Archive for June, 2009
Dell is looking to beef up it’s storage features on its products and the debate is hot as to which company Dell should strive to acquire in an attempt to do this. A couple of different names fostering reputations in the storage department are CommVault, Acronis, BakBone and DataCore. All of these could offer Dell the benefit of owning a storage-focused software vendor. Dell hopes that an acquisition of this type is just what it needs to restore and maintain its growth that it has been historically known for.
As of now, CommVault seems to be in the forefront of the talk. Meanwhile, EMC and NetApp are engaged in a war in striving to obtain the data deduplication leader Data Domain. Because these, and many other competitors, seem to be gaining an edge on Dell, it is in their best interest to dive into their deep pockets and make a move such as the one they are trying for here with CommVault. There is an issue with the deal though that could potentially arise and that is in regards to the software required to run CommVault’s dedupe technology. It only works with CommVaults Simpana software. Also, if Dell were to purchase CommVault, it would likely hurt its relationship with Symantec. Severing these type of relationships in business can prove quite costly in the long run so Dell needs to be careful with its choice in the matter.
Another possible storage provider that Dell is looking into is a smaller company in San Diego called Bakbone. This would be an easier target to shoot at due to their size and could probably save some of the big relationship issues associated with acquiring CommVault. However, Dell has the money and a bigger buy out could be just what they need to climb out of the valley they’ve been in. At any rate, the debate continues and only time will tell what the honchos over at Dell will do.
For a more complete reading of the story, check out the article on Channel Web.
Many businesses and individuals have made the transition from tape drives to other (newer) systems of data storage and backup. It is not as though the need for tape is no longer there as it definitely is. Tape is still a cheaper form of backup, especially if you are already using a tape based system. Upgrading to a newer system means completely throwing out your old tape-based systems and purchasing brand new disk or hard drive systems that are quite costly. However, many looking to backup data, especially video data, might prefer the option of being able to back it up on devices other than tape.

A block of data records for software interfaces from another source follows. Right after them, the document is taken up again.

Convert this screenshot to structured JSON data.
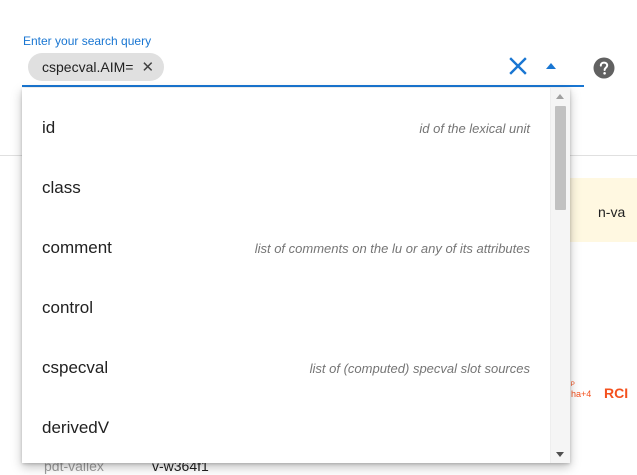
{
  "search": {
    "label": "Enter your search query",
    "chip_text": "cspecval.AIM=",
    "chip_close": "✕"
  },
  "dropdown": {
    "options": [
      {
        "name": "id",
        "description": "id of the lexical unit"
      },
      {
        "name": "class",
        "description": ""
      },
      {
        "name": "comment",
        "description": "list of comments on the lu or any of its attributes"
      },
      {
        "name": "control",
        "description": ""
      },
      {
        "name": "cspecval",
        "description": "list of (computed) specval slot sources"
      },
      {
        "name": "derivedV",
        "description": ""
      }
    ]
  },
  "background": {
    "truncated_label": "n-va",
    "red_small_top": "ᴾ",
    "red_small_bottom": "ha+4",
    "red_big": "RCI",
    "row_label": "pdt-vallex",
    "row_value": "v-w364f1"
  },
  "colors": {
    "accent": "#1976d2",
    "chip_bg": "#e0e0e0",
    "highlight_bg": "#fff8e1",
    "red": "#f4511e"
  },
  "icons": {
    "clear": "close-icon",
    "expand": "caret-up-icon",
    "help": "help-circle-icon"
  }
}
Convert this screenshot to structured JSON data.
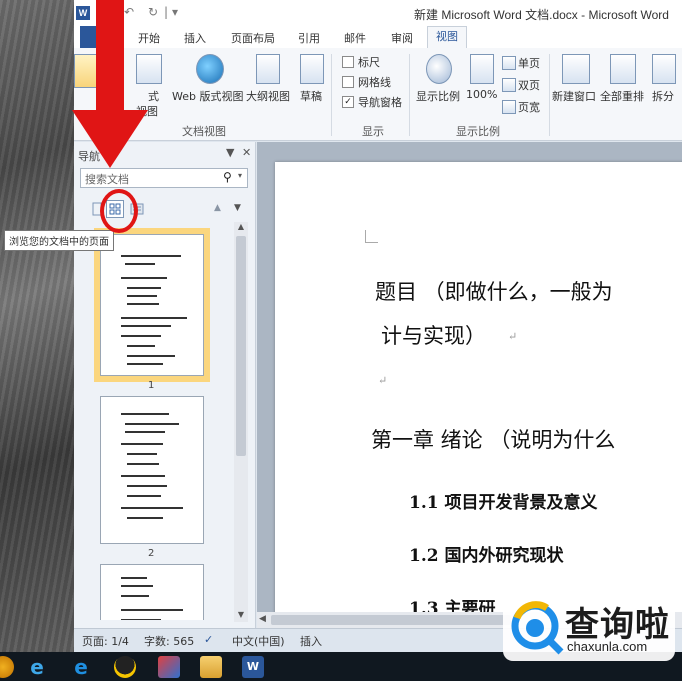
{
  "window": {
    "title": "新建 Microsoft Word 文档.docx - Microsoft Word"
  },
  "tabs": [
    "开始",
    "插入",
    "页面布局",
    "引用",
    "邮件",
    "审阅",
    "视图"
  ],
  "active_tab": "视图",
  "ribbon": {
    "views": {
      "read_label": "式",
      "read_label2": "视图",
      "web_label": "Web 版式视图",
      "outline_label": "大纲视图",
      "draft_label": "草稿",
      "group_label": "文档视图"
    },
    "show": {
      "ruler_label": "标尺",
      "gridlines_label": "网格线",
      "nav_pane_label": "导航窗格",
      "group_label": "显示"
    },
    "zoom": {
      "zoom_label": "显示比例",
      "hundred_label": "100%",
      "one_page_label": "单页",
      "two_pages_label": "双页",
      "page_width_label": "页宽",
      "group_label": "显示比例"
    },
    "window": {
      "new_window_label": "新建窗口",
      "arrange_all_label": "全部重排",
      "split_label": "拆分"
    }
  },
  "nav_pane": {
    "title": "导航",
    "search_placeholder": "搜索文档",
    "tooltip": "浏览您的文档中的页面",
    "pages": [
      {
        "number": "1"
      },
      {
        "number": "2"
      }
    ]
  },
  "document": {
    "lines": [
      "题目 （即做什么，一般为",
      "计与实现）",
      "第一章  绪论  （说明为什么",
      "1.1 项目开发背景及意义",
      "1.2  国内外研究现状",
      "1.3  主要研"
    ]
  },
  "status_bar": {
    "page": "页面: 1/4",
    "words": "字数: 565",
    "language": "中文(中国)",
    "mode": "插入"
  },
  "watermark": {
    "brand": "查询啦",
    "domain": "chaxunla.com"
  },
  "colors": {
    "word_blue": "#2b579a",
    "annotation_red": "#e01515",
    "selected_page": "#fbd67e"
  }
}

Firestreamer is a good software that has been around for a while that makes your desired storage device appear as a regular tape drive to other applications running on your computer so that you can use the powerful Windows Backup Utility (NTBackup) to backup and restore your files and folders to and from your device.
The latest version of the software (Firestreamer Virtual Tape Library 4.0) was just released and is available for a free 30 day trial download on Cristalink’s site.

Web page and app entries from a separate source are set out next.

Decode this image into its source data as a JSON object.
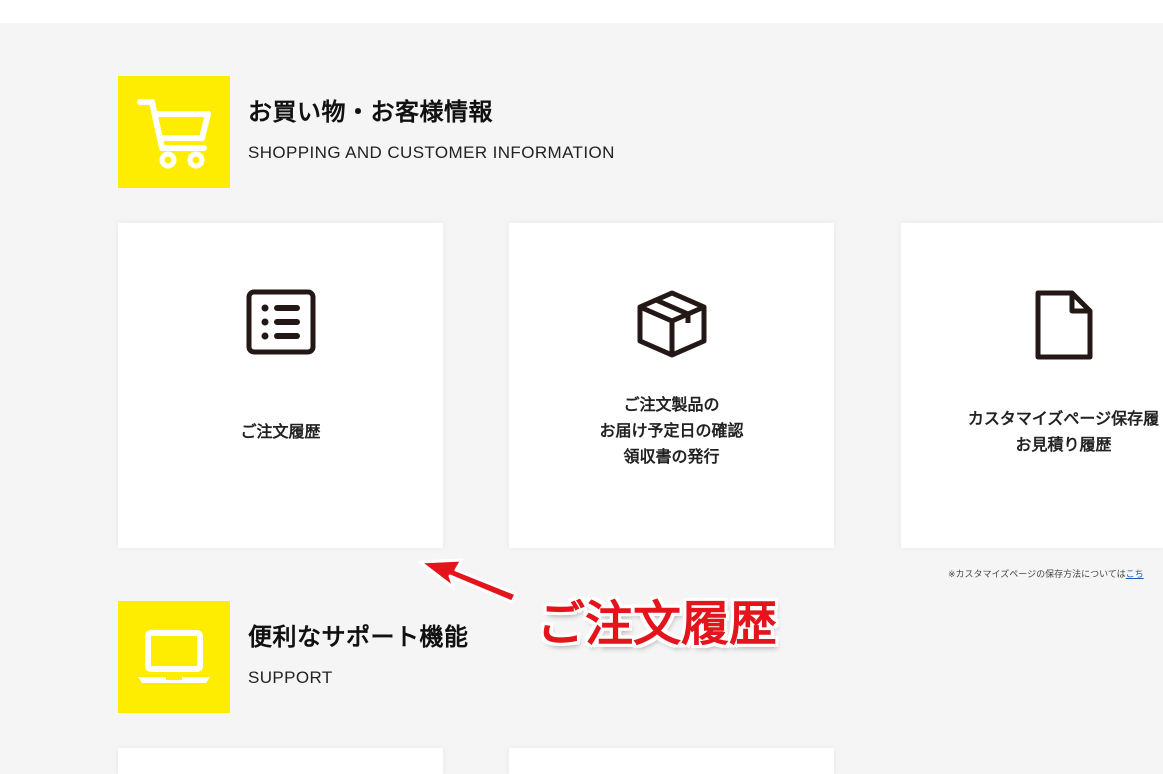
{
  "sections": {
    "shopping": {
      "title": "お買い物・お客様情報",
      "subtitle": "SHOPPING AND CUSTOMER INFORMATION",
      "icon": "shopping-cart-icon"
    },
    "support": {
      "title": "便利なサポート機能",
      "subtitle": "SUPPORT",
      "icon": "laptop-icon"
    }
  },
  "cards": [
    {
      "label": "ご注文履歴",
      "icon": "list-icon"
    },
    {
      "label": "ご注文製品の\nお届け予定日の確認\n領収書の発行",
      "icon": "box-icon"
    },
    {
      "label": "カスタマイズページ保存履\nお見積り履歴",
      "icon": "document-icon"
    }
  ],
  "note": {
    "text": "※カスタマイズページの保存方法については",
    "link": "こち"
  },
  "annotation": {
    "text": "ご注文履歴"
  },
  "colors": {
    "accent_yellow": "#ffed00",
    "background": "#f5f5f5",
    "annotation_red": "#e3141b"
  }
}
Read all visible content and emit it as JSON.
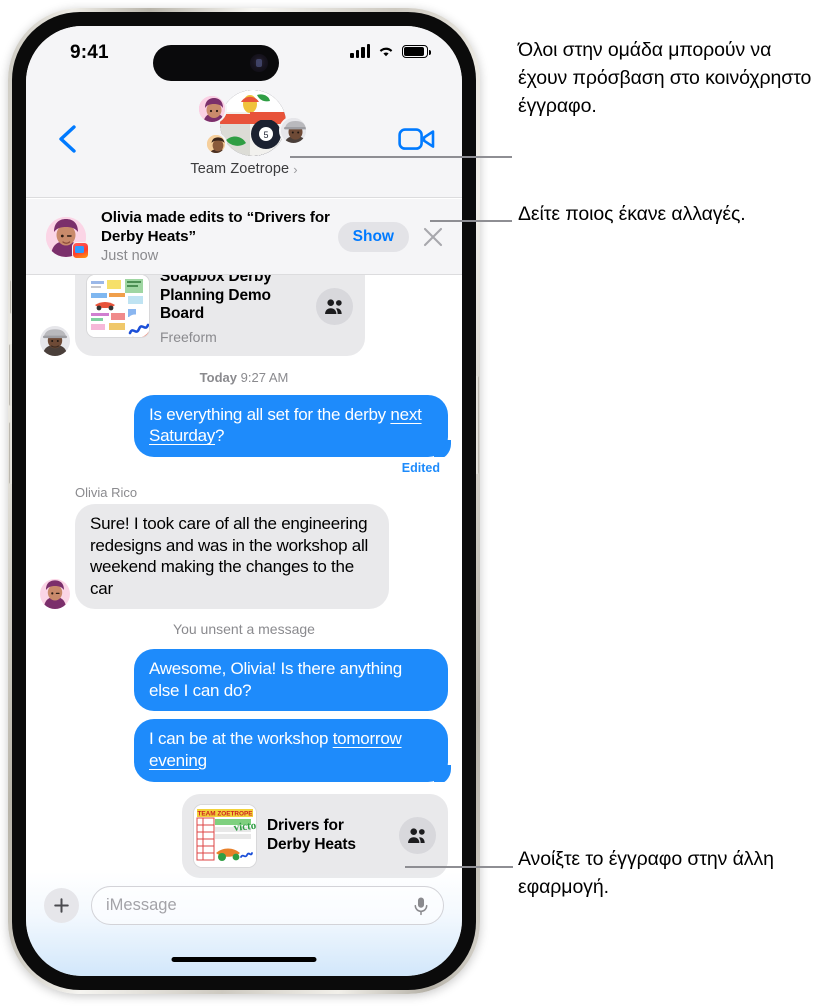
{
  "status_bar": {
    "time": "9:41",
    "cellular": "signal-bars",
    "wifi": "wifi-icon",
    "battery": "battery-full-icon"
  },
  "nav": {
    "back": "back-chevron",
    "facetime": "facetime-video-icon",
    "group_name": "Team Zoetrope",
    "group_chevron": "›"
  },
  "notification": {
    "title": "Olivia made edits to “Drivers for Derby Heats”",
    "timestamp": "Just now",
    "show_label": "Show",
    "close_label": "✕"
  },
  "conversation": {
    "freeform_card": {
      "title": "Soapbox Derby Planning Demo Board",
      "app": "Freeform",
      "participants_icon": "people-icon"
    },
    "timestamp_divider": {
      "day": "Today",
      "time": "9:27 AM"
    },
    "messages": [
      {
        "id": "m1",
        "side": "outgoing",
        "text_plain": "Is everything all set for the derby ",
        "text_link": "next Saturday",
        "text_tail": "?",
        "status": "Edited"
      },
      {
        "id": "m2",
        "side": "incoming",
        "sender": "Olivia Rico",
        "text": "Sure! I took care of all the engineering redesigns and was in the workshop all weekend making the changes to the car"
      },
      {
        "id": "sys1",
        "side": "system",
        "text": "You unsent a message"
      },
      {
        "id": "m3",
        "side": "outgoing",
        "text": "Awesome, Olivia! Is there anything else I can do?"
      },
      {
        "id": "m4",
        "side": "outgoing",
        "text_plain": "I can be at the workshop ",
        "text_link": "tomorrow evening",
        "text_tail": ""
      }
    ],
    "shared_doc_card": {
      "title": "Drivers for Derby Heats",
      "participants_icon": "people-icon"
    }
  },
  "input_bar": {
    "plus_label": "+",
    "placeholder": "iMessage",
    "mic_icon": "microphone-icon"
  },
  "callouts": [
    {
      "id": "c1",
      "text": "Όλοι στην ομάδα μπορούν να έχουν πρόσβαση στο κοινόχρηστο έγγραφο."
    },
    {
      "id": "c2",
      "text": "Δείτε ποιος έκανε αλλαγές."
    },
    {
      "id": "c3",
      "text": "Ανοίξτε το έγγραφο στην άλλη εφαρμογή."
    }
  ],
  "colors": {
    "imessage_blue": "#1e8bfb",
    "bubble_gray": "#e9e9eb",
    "accent_link": "#007aff",
    "secondary_text": "#8a8a8e",
    "leader_line": "#8e8e93"
  }
}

They say that it is completely redesigned from the older version and can support up to 8 virtual tape libraries with up to 255 tape drives and 60,000 storage slots per library. How it works is that it seemlessly integrates with the existing tape-based backup software and enables it to access a wide range of non-tape based storage media. This obviously makes it possible for long-term and off-site retention of data without the need for tape drives.
With the new version, there is a wide range of supported storage mediums including:
- files on any accessible storage devices
- external hard disk drives (HDD)
- RDX removable disks
- Iomega REV
- HD DVD
- DVD, and more.
They boast that Firestreamer operates on all 32 and 64 bit editions of Microsoft Windows Server 2003 and 2008, and is compatible with Microsoft System Center Data Protection Manager.